For those of you debating between this and comparable models (Aspire S3, Samsung Series 5, Asus Vivobook 202), get this computer. The difference between the i3 and i5 processors is night and day. You can easily run Photoshop, play games, multitask, whatever. 4gb is more than enough RAM to do whatever you need to do. My original plan was to wipe the drives and reinstall Win7 to the SSD to improve boot time. No need. Ten minutes in Add/Remove Programs and I'd removed 99% of Lenovo's bloatware (which comprised McAfee and some video players and other nonsense, nothing even close to what HP will jam down your throat). Boot time is seconds, instant sleep and two-second awake. Speakers are awesome, comparable to a MBP. Screen brightness is perfect. I get a full 5 hours browsing the Internet and watching videos. Charging brick is tiny. Best of all, it's a damn sexy computer. No optical drive, no VGA or eSata ports, just USB, HDMI, headphone, and SD reader. The only thing that detracts from the design is the [plastic] bezel around the screen. But for $500, you'll deal with it.
The only actual Con I will list is that the trackpad can be hinky sometimes. Especially when scrolling down a webpage (two fingers swipe), it will start reducing font size. A quick couple Ctrl+ fixes it, but that can be annoying. Not worth a complaint, but something to be aware of. Oh, and there is no shell/case available (like the Speck shell for MBP). Otherwise, this is easily the best computer I've seen all year. For $500, get it and don't look back. Five stars.
on October 5, 2013

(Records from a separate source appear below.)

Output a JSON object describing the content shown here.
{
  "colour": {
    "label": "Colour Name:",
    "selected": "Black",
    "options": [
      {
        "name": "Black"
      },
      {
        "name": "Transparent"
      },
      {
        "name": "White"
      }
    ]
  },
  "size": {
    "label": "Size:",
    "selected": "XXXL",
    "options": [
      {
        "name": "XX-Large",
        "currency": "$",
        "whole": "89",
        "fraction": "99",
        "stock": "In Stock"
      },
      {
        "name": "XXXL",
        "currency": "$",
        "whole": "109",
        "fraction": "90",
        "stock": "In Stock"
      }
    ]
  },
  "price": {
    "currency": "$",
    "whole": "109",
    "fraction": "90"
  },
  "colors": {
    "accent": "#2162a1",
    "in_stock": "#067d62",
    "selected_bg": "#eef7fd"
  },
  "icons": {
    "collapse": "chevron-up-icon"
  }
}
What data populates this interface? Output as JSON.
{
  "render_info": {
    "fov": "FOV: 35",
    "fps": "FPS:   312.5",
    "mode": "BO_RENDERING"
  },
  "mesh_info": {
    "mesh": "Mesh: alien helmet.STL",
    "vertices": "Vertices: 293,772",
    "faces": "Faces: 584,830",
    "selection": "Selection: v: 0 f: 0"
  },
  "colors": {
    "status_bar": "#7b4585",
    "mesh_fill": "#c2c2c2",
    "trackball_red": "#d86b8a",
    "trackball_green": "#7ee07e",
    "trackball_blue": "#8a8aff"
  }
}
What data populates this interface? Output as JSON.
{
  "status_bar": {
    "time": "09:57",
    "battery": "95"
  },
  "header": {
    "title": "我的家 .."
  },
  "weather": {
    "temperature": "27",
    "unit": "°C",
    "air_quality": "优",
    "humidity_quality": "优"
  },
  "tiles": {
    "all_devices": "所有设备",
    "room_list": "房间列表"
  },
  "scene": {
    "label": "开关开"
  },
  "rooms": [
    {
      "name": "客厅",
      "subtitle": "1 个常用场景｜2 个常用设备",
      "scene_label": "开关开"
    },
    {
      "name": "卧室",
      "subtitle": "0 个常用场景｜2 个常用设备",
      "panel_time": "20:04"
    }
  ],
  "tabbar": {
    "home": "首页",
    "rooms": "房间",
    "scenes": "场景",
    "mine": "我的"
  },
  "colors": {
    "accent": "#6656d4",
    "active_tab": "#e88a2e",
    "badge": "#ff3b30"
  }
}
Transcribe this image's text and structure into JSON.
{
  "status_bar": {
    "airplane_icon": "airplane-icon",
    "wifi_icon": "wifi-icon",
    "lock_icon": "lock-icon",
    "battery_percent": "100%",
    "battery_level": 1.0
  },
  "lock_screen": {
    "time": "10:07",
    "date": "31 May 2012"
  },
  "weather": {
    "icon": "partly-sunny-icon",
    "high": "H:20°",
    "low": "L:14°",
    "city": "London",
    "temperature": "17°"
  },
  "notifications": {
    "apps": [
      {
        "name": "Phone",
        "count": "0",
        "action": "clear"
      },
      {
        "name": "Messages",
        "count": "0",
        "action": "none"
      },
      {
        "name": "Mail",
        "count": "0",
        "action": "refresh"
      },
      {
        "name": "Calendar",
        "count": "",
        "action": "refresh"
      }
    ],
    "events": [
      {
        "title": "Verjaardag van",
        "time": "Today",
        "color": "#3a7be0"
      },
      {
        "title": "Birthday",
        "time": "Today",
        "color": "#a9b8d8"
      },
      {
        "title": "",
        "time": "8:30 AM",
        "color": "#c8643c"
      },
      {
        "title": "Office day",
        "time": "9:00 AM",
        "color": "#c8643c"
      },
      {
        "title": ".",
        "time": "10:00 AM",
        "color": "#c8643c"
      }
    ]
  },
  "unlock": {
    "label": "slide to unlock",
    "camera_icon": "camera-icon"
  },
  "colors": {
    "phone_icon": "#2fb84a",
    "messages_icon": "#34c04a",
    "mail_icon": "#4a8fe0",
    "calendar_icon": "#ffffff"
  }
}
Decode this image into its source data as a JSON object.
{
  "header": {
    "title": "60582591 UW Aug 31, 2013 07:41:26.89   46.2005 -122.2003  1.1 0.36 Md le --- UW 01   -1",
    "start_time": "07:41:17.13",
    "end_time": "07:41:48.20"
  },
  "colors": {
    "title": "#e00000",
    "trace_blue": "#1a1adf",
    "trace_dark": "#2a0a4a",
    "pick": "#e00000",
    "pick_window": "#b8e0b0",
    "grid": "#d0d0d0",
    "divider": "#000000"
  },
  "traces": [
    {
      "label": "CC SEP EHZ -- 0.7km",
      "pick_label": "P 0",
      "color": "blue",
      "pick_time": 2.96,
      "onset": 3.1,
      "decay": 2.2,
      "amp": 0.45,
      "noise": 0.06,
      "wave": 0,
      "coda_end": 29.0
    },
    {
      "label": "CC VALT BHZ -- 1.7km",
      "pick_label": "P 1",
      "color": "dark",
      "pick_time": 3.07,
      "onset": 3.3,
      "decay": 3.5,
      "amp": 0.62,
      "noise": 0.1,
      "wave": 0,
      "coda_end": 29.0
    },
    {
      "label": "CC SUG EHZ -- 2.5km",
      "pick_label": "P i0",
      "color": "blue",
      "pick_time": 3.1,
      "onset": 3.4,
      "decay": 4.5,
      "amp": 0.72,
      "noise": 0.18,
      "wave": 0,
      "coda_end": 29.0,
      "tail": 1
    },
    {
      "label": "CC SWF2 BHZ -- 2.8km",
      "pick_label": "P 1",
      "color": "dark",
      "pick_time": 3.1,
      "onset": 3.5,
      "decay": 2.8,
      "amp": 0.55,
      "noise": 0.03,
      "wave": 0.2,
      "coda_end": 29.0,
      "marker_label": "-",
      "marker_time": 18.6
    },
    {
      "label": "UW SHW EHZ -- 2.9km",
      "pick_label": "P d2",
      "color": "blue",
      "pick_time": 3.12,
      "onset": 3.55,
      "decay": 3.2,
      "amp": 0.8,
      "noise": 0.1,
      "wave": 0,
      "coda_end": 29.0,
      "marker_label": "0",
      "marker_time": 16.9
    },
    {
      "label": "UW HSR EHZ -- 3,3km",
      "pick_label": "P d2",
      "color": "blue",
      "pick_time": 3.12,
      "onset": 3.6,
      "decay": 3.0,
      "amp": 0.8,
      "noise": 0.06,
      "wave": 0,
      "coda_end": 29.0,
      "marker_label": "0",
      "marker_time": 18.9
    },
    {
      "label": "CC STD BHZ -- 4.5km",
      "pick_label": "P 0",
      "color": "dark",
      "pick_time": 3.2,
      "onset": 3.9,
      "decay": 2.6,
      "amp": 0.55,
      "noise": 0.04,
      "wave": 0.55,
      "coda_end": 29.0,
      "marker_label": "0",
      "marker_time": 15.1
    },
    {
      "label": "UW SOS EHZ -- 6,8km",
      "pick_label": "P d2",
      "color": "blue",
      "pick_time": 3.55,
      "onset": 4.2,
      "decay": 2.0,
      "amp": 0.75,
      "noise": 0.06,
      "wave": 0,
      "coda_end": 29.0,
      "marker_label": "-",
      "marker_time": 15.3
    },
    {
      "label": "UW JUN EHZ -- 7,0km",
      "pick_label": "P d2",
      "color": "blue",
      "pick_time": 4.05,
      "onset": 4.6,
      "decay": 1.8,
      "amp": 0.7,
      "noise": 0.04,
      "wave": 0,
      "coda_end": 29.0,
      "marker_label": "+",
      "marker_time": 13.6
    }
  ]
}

Wifi does not work ... period. What else is there to say? Lenovo should reimburse all purchasers of this flawed product.